Let’s begin by saying Serbians love food!
Punctuated by original tastes and smells that can only be found in the traditional Serbian kitchen, Serbian cuisine is meant to be savored during long meals with family and friends.
The Serbian diet is seasonal with a prevalent use of meat, pasta, vegetables and dairy products. A few of the national specialties include Gibanica (cheese pie), Sarma (sour cabbage rolls), and Cevapi (grilled sausages). Our personal favorite is kajmak (a cross between butter and soft cheese) which can be eaten with……well, just about everything.
Serbs drink a lot of coffee, not on the go Starbucks style, but rather enjoyed leisurely at one of the ubiquitous neighborhood coffee shops.
The most popular traditional coffee, also known as Turska (Turkish) comes unfiltered, in small cups and is frequently served with ratluk, a yummy jello and almond sweet.
Equal to their love of good food is Serbs’ penchant for rakija (brandy) made from their national fruit the plum. Rakija, a staple of Serbian hospitality, is served regardless of the time of day.
For many visitors it is a required taste but you can’t leave Serbia without consuming a few.

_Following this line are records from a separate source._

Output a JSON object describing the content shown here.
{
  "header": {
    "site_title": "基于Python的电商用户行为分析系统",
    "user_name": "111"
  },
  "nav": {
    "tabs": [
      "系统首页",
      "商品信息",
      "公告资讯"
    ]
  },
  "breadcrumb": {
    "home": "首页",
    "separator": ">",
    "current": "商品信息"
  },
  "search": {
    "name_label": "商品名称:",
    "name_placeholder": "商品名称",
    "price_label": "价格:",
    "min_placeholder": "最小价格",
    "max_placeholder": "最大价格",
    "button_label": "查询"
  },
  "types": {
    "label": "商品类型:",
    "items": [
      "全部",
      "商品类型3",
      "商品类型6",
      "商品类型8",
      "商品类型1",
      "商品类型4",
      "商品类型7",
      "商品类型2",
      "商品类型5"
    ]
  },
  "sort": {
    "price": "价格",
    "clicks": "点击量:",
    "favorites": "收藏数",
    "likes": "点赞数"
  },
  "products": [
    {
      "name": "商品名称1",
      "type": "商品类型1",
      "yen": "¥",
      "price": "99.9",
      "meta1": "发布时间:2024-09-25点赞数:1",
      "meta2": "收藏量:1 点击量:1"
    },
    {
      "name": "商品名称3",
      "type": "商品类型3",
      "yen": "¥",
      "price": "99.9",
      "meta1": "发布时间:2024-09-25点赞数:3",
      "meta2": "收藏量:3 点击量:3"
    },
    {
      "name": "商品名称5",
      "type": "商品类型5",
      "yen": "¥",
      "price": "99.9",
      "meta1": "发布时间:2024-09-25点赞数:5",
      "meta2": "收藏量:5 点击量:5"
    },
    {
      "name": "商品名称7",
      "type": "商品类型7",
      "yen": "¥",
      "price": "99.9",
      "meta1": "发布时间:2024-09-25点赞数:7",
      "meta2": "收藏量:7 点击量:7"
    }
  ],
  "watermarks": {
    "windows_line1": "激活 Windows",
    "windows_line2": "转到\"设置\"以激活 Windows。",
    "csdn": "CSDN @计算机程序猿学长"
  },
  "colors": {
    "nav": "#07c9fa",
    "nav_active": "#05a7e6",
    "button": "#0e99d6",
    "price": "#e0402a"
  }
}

Remember to make direct eye contact with your host as you toast with a robust Ziveli!